What is expected
Among the entries below, find the lines with "this" and copy them.
Content starts
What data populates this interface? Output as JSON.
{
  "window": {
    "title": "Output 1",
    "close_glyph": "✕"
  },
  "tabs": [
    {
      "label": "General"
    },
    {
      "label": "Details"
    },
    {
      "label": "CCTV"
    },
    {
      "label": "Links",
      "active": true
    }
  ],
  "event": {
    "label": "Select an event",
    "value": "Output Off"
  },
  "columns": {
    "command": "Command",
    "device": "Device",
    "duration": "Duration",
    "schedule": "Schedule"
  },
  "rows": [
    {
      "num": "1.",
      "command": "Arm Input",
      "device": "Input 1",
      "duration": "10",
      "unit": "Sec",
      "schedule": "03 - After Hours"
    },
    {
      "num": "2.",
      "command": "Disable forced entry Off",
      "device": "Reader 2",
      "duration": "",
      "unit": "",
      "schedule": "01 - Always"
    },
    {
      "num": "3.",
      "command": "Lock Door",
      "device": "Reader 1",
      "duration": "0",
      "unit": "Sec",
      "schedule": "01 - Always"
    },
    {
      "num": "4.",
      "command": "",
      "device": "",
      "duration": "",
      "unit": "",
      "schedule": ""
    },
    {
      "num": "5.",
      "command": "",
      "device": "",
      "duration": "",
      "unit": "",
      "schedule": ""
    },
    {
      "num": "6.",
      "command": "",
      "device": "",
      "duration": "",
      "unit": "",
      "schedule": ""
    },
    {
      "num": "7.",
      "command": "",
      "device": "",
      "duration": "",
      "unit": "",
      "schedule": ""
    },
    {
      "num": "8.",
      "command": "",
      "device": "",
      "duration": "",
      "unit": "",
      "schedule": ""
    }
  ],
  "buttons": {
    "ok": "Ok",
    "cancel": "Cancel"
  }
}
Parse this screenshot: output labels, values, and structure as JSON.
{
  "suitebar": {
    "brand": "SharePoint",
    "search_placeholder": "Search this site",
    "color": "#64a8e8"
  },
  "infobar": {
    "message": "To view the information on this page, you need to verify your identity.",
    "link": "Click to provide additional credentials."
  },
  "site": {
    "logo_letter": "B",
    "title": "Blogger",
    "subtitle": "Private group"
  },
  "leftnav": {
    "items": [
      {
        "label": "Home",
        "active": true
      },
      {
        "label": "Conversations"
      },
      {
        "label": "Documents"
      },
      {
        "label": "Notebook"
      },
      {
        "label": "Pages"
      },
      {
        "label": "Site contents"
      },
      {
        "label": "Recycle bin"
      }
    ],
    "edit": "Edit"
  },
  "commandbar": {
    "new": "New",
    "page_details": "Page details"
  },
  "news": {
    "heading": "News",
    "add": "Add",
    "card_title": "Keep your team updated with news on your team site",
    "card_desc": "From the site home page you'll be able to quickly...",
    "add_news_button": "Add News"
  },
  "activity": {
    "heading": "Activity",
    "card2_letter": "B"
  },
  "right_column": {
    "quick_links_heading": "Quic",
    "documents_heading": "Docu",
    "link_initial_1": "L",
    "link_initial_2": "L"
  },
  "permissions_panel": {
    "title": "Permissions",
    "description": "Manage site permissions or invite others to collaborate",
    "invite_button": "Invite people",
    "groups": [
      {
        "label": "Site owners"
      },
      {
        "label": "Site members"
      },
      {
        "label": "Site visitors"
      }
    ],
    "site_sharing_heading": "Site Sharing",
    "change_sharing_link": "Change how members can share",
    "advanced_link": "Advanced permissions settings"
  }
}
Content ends
Exercise response
What data populates this interface? Output as JSON.
Parse this screenshot: output labels, values, and structure as JSON.
    "search_placeholder": "Search this site",
    "message": "To view the information on this page, you need to verify your identity.",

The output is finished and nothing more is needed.